Juggling business and motherhood

Aqilah Rahman

There’s something special about making something with your own hands instead of buying it, especially if you’re making it for your first newborn.

In addition to being a mother of three, 28-year-old Effa HT is the founder of Ardani Crafts. She focusses on amigurumi – the Japanese art of crocheting small stuffed toys – but she also makes household items.

Effa discovered her passion for crocheting in 2015 when she gave birth to her first child. She wanted to make something special for her daughter, and after giving it some thought, Effa set her mind on crocheting a pair of baby booties to keep her daughter warm.

At the time, she had no prior experience in crocheting.

After teaching herself by watching YouTube tutorials and reading books, she completed her first crochet project.

As her daughter grew, so did Effa’s handmade crochet collection. “She started to walk and play so I started making dresses, blankets and toys. Everything I did was for her,” Effa said.

Amigurumi dolls made by Effa. PHOTO: ARDANI CRAFTS

Her efforts didn’t go unnoticed; she received compliments from her sister and friend and was asked if she could make different patterns.
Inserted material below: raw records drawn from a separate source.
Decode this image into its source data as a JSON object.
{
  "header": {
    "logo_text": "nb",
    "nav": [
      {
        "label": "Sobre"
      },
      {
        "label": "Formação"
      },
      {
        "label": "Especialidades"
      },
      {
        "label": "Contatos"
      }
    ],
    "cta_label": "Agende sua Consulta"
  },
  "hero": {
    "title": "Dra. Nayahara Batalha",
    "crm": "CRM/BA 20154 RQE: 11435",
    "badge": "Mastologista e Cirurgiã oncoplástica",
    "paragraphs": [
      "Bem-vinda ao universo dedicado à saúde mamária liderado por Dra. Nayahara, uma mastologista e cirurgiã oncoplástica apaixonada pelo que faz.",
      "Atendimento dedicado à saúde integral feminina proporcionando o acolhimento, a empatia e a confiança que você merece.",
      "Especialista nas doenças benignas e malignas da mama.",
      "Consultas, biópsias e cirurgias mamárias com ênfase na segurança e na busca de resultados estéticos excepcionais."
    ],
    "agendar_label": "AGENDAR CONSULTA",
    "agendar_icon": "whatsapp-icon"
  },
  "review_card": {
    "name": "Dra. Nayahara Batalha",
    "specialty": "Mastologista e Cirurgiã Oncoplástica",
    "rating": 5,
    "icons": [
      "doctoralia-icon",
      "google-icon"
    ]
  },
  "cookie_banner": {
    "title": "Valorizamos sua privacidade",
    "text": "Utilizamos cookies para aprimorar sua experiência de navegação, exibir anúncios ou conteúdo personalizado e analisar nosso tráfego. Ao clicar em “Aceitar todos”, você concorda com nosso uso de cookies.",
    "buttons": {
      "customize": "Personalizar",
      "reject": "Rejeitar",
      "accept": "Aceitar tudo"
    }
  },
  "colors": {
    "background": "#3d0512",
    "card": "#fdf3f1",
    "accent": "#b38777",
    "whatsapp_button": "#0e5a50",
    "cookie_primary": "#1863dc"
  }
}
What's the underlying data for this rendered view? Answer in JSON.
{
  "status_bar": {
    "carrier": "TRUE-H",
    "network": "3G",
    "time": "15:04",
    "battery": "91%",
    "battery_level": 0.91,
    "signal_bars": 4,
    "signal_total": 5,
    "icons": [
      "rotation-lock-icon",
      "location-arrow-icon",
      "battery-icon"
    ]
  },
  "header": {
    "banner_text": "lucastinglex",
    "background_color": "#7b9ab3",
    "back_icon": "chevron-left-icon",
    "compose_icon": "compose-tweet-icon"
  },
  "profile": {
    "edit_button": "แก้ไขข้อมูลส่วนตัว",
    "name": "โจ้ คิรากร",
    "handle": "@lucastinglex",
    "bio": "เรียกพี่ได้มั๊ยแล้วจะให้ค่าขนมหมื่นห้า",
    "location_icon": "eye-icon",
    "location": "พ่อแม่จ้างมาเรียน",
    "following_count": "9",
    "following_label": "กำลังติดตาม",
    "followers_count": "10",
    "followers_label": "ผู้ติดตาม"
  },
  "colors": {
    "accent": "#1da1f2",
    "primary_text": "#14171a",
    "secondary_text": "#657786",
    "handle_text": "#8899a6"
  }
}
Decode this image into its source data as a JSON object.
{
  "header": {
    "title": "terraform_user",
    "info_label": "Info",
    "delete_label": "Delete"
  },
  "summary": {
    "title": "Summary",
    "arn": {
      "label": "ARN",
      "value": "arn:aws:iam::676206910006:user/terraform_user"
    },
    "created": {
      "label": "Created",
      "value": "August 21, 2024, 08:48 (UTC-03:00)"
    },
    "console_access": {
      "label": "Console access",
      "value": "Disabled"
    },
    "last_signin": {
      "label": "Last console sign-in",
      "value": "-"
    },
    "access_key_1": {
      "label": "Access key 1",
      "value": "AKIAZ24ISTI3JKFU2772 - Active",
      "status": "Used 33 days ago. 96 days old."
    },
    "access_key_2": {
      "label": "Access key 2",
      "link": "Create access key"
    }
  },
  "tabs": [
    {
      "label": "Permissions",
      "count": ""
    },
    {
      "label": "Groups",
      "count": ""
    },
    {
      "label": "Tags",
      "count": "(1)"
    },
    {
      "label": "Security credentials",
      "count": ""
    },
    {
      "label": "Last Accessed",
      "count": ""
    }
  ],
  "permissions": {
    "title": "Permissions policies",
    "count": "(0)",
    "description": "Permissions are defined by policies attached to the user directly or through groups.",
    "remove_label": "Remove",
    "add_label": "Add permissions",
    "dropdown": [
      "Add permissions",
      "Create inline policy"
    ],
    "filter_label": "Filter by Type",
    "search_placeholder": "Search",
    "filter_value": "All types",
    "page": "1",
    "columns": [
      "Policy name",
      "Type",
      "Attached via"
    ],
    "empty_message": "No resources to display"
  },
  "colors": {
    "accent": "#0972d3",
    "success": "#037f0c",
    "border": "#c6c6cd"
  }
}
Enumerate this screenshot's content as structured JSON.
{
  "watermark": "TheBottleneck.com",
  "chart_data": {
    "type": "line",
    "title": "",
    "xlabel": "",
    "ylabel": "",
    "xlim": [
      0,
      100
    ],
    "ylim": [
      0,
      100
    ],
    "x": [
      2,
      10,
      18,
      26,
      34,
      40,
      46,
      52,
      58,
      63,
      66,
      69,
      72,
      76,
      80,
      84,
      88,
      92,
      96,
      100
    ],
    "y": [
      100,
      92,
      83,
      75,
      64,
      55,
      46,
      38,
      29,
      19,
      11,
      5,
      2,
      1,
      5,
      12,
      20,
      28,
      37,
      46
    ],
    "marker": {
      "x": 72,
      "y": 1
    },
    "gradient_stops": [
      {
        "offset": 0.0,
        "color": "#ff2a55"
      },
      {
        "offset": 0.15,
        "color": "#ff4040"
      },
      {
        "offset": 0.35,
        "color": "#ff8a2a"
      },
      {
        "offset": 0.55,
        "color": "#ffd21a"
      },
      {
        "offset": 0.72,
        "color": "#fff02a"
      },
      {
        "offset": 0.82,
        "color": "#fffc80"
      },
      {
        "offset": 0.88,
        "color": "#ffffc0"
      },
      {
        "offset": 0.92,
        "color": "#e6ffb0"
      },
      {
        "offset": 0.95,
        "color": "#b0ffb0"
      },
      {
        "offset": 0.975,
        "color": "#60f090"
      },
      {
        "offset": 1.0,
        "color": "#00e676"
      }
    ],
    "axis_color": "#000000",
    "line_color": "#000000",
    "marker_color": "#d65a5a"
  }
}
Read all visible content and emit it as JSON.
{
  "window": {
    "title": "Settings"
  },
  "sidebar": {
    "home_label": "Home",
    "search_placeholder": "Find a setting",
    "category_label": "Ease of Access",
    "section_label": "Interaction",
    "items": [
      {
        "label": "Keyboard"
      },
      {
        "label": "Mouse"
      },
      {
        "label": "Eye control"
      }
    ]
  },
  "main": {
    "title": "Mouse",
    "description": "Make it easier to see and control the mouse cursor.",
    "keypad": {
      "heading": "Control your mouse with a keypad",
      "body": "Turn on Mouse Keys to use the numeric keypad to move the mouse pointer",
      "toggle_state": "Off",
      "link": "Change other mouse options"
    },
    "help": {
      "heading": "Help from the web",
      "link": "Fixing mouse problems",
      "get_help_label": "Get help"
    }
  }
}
Encouraged by the positive feedback, Effa started experimenting with different patterns through, taking note of what worked and what didn’t. Back then, the thought of selling her handicrafts didn’t cross her mind, because she treated it as a hobby.

After she was done, she posted her works on her personal Instagram page. To her surprise, she received comments asking for the price. The plushies quickly found new owners but the comments didn’t stop there.

With more requests coming in, Effa’s sister suggested making a separate Instagram account just for amigurumi. She initially named her account Mini Crafts but she later changed it to Ardani Crafts, inspired by her daughter’s name.

Effa started making stuffed toys barely the size of a palm, and steadily progressed to bigger items such as bags, pillows, carpets, stool covers and baby cribs.

One of her largest projects to date was a blanket – not for a baby, but for an adult.

Alhamdulillah, I completed the order. It took me about one month and a half, and I was eight months pregnant with my third child,” she said.

“I have my ups and downs but I still cannot stop because it’s a hobby. I love what I do, plus it makes the children happy. Their smiles are my strength.”

On supplies, Effa makes sure to use high quality yarn. She had trouble finding the right materials at local stores, so she ordered from overseas after researching dozens of suppliers.

The price is high but she said it’s worth it, prioritising the quality of her works over profit.

As a crafter who focusses on custom orders, Effa spends a great deal of time on each item. One of the challenges she faces is order cancellation. “It happens in every business but order cancellations are worse for us crafters, especially at the last minute after the item has been made. But Alhamdulillah, it can still be sold to someone else,” she said.

It gets harder to crochet now that she has three kids running around the house, but Effa is determined to complete her orders on time. She tends to work when her kids are asleep, and she usually stays up until morning depending on the complexity and urgency of the order.

She’s had instances where she went for 24 hours without sleep to complete urgent orders.

“I have to thank my husband for being supportive.

“He’s busy with his work and I work part-time but we divide the house chores equally between us,” she said, while also extending her gratitude to her parents and family for their support.